◆ **Work instruction**
Filter the data for "Zaloguj" and copy matching lines.

═════ Task inputs ═════

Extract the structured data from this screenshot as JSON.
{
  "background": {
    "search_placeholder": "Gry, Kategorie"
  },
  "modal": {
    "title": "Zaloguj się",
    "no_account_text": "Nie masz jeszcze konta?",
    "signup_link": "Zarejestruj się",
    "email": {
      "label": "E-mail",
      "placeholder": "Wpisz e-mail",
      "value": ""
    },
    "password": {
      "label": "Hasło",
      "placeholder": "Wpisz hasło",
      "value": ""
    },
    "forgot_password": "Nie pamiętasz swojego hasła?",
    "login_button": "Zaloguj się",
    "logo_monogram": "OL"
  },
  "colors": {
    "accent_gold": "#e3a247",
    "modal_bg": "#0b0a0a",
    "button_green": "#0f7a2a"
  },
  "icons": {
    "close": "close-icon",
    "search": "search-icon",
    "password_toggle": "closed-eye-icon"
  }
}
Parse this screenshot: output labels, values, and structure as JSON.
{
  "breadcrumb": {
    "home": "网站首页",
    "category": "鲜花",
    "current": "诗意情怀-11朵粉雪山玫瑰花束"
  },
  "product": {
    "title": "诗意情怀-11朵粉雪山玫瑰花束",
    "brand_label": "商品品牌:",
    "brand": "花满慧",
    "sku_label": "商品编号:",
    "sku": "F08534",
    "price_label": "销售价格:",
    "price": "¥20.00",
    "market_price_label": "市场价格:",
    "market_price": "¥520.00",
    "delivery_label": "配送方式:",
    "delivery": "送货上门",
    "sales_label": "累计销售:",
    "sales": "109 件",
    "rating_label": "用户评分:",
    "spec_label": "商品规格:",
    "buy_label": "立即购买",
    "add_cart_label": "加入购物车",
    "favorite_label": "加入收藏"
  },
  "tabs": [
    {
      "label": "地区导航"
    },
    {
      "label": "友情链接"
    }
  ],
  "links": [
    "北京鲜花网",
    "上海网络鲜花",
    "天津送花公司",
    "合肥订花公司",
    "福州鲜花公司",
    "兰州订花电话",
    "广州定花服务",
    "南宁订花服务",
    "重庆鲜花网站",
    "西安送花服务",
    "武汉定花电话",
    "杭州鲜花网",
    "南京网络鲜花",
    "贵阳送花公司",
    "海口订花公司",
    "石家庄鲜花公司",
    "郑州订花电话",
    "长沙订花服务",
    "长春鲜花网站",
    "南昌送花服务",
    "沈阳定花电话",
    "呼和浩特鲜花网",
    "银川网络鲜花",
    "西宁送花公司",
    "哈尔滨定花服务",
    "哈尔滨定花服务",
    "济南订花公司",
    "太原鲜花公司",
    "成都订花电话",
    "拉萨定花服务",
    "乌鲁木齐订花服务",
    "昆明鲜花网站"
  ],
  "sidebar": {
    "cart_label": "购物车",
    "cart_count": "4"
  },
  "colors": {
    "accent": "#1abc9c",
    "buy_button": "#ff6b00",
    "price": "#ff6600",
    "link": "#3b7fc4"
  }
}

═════

◆ **Solved problem**
    "title": "Zaloguj się",
    "login_button": "Zaloguj się",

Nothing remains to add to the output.